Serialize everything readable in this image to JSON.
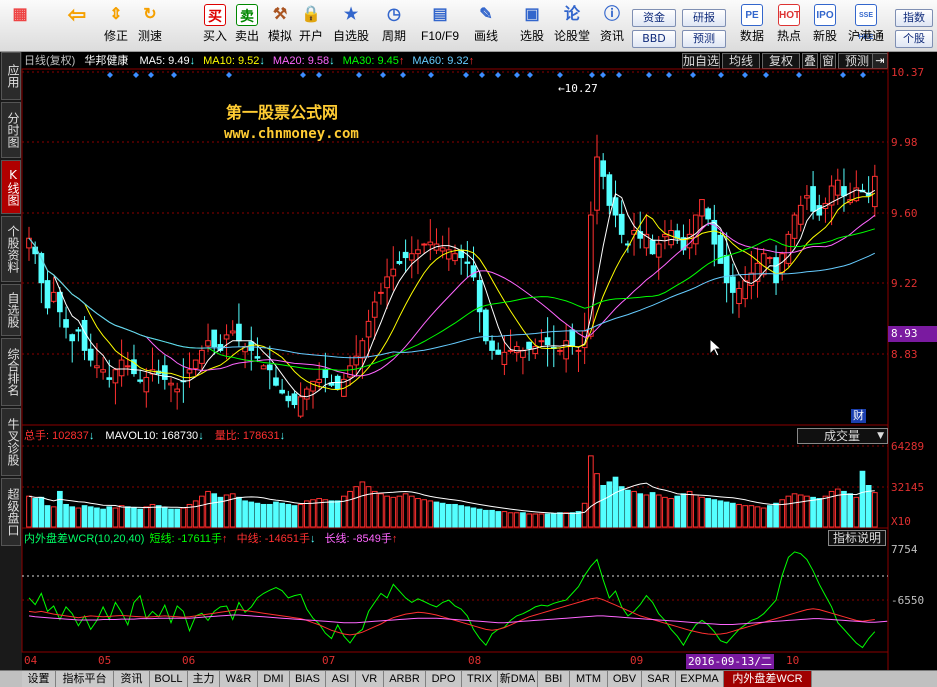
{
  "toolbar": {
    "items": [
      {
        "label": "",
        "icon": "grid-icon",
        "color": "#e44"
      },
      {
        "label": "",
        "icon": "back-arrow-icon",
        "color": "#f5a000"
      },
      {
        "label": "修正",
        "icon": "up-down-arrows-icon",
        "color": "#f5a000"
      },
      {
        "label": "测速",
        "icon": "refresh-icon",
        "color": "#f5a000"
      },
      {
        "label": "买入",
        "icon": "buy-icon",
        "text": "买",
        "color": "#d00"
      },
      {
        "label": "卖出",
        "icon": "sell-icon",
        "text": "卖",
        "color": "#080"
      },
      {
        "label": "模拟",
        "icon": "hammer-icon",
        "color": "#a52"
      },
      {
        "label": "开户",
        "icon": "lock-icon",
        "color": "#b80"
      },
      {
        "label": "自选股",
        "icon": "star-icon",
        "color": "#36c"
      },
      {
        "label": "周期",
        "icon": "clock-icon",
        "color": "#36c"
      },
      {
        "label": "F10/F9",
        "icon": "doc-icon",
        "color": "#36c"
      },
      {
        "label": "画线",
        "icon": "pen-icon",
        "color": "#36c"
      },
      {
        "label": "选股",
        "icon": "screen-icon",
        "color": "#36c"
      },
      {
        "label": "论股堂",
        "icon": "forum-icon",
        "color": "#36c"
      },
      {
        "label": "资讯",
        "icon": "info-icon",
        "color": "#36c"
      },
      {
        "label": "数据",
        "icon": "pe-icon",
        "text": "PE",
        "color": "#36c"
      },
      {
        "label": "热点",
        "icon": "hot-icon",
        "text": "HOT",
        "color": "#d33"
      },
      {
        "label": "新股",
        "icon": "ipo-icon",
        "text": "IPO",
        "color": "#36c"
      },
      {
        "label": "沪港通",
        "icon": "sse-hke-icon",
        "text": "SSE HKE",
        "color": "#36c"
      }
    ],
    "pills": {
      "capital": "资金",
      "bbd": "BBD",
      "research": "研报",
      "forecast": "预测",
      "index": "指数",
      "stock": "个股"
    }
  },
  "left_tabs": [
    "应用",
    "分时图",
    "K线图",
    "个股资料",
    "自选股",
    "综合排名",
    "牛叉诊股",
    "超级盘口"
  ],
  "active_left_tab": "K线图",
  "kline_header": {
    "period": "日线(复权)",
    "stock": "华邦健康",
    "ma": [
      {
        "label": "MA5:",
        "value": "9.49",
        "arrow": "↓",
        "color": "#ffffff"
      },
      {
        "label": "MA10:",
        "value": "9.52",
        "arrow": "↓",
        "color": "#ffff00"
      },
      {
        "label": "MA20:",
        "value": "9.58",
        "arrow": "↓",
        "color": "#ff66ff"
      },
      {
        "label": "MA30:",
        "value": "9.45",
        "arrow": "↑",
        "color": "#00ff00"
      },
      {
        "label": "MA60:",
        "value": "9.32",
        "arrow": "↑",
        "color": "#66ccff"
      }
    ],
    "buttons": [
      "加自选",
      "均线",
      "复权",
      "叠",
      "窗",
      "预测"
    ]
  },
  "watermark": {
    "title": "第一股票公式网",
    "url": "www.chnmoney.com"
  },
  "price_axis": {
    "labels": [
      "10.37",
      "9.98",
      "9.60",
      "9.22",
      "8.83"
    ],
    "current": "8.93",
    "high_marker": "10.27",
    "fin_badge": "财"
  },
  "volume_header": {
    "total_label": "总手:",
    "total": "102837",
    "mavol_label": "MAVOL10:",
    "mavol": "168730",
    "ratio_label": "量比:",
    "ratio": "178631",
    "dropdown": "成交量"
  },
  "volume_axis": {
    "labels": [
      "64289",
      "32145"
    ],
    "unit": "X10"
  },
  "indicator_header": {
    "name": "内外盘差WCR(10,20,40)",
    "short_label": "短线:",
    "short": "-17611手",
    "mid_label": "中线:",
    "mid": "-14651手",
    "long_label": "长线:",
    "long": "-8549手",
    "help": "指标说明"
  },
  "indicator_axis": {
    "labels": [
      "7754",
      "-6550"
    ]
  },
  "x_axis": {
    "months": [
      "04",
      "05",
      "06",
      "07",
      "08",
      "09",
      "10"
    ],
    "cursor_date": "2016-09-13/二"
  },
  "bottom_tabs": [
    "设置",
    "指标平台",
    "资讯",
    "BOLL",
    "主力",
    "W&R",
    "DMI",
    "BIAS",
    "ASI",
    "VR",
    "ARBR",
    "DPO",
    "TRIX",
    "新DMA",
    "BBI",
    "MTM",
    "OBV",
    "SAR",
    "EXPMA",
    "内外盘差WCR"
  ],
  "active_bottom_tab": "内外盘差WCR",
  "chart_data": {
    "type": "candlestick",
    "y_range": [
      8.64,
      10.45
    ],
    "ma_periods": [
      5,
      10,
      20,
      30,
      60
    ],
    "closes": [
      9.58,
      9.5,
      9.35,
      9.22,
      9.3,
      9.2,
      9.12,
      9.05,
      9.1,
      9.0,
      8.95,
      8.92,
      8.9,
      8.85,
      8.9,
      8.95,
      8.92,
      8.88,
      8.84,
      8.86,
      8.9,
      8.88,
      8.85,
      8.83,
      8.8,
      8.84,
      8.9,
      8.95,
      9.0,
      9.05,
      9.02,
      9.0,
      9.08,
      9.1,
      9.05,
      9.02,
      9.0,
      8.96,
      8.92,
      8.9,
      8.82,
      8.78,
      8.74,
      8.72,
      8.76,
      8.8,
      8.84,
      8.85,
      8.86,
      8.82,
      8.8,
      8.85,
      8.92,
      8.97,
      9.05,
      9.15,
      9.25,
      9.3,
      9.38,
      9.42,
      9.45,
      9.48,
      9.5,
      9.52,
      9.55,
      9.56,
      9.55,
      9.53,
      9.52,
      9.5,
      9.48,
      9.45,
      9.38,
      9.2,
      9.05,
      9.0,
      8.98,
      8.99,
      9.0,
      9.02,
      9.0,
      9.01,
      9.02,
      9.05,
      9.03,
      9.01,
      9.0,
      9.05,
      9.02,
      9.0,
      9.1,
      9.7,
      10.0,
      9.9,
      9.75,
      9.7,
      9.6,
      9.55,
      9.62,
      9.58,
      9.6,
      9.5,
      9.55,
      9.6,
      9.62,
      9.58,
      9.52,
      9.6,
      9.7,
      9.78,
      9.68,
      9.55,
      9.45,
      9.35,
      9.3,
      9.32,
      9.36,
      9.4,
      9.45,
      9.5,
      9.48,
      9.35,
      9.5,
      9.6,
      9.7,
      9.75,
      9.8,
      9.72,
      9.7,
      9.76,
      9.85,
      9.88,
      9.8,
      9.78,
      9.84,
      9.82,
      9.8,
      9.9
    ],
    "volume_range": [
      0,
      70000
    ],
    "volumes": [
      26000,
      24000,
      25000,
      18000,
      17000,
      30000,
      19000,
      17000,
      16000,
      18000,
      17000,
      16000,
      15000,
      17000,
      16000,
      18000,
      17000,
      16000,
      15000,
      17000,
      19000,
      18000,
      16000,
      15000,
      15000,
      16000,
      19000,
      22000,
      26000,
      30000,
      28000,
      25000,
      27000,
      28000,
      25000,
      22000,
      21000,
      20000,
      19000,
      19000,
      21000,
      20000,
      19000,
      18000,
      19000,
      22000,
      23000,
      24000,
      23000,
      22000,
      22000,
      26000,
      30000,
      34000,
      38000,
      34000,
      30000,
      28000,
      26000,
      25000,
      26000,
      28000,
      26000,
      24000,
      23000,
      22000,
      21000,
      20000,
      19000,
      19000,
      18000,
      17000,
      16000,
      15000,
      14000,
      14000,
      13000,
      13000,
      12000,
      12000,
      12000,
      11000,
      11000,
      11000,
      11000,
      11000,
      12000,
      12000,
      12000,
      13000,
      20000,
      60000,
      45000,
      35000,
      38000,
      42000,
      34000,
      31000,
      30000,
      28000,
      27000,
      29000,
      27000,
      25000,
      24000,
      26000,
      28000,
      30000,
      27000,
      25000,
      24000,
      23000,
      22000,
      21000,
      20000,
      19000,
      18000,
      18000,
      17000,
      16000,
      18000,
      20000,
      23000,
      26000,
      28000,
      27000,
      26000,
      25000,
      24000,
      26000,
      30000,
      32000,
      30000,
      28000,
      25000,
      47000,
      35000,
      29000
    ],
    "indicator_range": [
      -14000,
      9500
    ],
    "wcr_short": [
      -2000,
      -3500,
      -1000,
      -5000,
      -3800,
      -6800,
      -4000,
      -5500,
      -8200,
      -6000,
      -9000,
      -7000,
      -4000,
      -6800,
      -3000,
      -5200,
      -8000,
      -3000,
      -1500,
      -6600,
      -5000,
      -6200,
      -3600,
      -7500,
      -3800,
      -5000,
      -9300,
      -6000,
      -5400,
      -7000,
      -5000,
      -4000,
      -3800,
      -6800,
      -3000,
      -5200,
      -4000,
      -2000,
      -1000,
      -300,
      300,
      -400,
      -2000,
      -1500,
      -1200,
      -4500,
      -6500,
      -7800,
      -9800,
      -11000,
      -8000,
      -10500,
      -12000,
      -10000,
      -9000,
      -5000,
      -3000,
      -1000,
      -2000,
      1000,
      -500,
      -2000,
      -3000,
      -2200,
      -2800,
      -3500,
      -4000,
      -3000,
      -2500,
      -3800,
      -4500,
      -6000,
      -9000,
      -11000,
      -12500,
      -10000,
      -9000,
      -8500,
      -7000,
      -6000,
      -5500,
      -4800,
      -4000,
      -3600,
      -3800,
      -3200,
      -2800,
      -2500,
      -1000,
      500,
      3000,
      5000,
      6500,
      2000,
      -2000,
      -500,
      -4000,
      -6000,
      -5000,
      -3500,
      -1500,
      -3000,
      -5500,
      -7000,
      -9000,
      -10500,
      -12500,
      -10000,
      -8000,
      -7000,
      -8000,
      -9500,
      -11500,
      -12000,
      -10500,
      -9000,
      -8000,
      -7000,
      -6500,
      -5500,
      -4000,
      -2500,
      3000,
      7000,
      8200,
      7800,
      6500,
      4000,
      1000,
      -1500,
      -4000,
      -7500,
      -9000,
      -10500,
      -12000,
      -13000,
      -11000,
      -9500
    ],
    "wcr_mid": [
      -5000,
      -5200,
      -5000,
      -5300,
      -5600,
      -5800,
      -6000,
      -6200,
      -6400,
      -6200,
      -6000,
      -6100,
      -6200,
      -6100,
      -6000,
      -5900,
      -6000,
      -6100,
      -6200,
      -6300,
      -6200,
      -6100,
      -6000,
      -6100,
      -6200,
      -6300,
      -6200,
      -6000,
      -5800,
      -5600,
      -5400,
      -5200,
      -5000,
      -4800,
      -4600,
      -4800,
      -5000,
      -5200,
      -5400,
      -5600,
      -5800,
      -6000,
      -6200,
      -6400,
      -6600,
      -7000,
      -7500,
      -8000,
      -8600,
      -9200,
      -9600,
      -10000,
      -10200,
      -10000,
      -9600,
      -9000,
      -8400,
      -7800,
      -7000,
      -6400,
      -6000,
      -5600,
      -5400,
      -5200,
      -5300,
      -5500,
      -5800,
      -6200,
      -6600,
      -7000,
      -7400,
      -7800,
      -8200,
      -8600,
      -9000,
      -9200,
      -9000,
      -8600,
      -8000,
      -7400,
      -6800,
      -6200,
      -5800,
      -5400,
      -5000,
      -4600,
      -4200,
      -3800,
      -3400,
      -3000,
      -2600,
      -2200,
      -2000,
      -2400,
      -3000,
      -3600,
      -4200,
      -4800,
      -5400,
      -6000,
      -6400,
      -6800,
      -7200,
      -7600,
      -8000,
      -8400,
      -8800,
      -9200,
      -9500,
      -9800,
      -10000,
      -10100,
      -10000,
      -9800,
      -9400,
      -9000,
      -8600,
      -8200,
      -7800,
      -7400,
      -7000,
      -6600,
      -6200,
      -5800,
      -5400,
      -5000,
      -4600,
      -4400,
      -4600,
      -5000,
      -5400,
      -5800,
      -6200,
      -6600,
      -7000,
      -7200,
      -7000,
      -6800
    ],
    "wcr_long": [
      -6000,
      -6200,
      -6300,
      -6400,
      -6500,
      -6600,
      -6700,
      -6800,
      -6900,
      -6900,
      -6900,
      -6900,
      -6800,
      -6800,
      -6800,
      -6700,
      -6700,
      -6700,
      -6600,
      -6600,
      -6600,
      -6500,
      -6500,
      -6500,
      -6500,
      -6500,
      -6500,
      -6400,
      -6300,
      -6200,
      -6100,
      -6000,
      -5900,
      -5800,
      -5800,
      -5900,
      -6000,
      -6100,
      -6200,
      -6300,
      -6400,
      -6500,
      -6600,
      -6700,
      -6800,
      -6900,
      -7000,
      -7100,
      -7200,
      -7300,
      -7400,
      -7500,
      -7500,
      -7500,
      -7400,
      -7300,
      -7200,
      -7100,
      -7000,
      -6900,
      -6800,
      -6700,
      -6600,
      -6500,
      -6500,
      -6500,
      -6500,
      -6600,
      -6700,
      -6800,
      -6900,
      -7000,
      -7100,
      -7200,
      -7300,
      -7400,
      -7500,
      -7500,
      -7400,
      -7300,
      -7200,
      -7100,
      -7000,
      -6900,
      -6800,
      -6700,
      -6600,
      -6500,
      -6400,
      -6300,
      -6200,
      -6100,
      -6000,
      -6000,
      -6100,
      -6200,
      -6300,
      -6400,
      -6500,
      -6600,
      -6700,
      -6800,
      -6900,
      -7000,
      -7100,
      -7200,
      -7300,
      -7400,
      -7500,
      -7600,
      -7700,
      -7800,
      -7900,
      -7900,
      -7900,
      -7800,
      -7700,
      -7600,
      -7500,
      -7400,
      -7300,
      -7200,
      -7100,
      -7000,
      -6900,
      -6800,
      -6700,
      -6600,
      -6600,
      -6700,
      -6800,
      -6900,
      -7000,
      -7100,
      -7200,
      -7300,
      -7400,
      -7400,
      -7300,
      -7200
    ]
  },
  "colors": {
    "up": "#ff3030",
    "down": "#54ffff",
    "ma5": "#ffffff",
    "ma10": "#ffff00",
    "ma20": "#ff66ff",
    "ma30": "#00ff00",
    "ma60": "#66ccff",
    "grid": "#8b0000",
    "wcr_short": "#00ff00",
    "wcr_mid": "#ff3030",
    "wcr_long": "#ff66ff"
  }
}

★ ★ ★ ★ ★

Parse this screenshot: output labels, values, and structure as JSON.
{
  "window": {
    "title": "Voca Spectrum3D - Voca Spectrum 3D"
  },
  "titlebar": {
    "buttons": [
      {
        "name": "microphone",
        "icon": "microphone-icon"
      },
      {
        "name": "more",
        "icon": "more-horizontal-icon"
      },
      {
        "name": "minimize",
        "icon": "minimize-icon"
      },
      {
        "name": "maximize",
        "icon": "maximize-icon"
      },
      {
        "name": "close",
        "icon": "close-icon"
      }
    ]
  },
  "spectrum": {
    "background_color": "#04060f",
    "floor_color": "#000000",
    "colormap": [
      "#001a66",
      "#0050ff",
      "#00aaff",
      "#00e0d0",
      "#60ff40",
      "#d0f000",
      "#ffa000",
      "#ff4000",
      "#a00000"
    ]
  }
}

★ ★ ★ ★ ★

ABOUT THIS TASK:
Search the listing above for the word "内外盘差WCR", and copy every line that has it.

SOLUTION FOR THIS PROBLEM:
    "name": "内外盘差WCR(10,20,40)",
    "内外盘差WCR"
  "active_bottom_tab": "内外盘差WCR",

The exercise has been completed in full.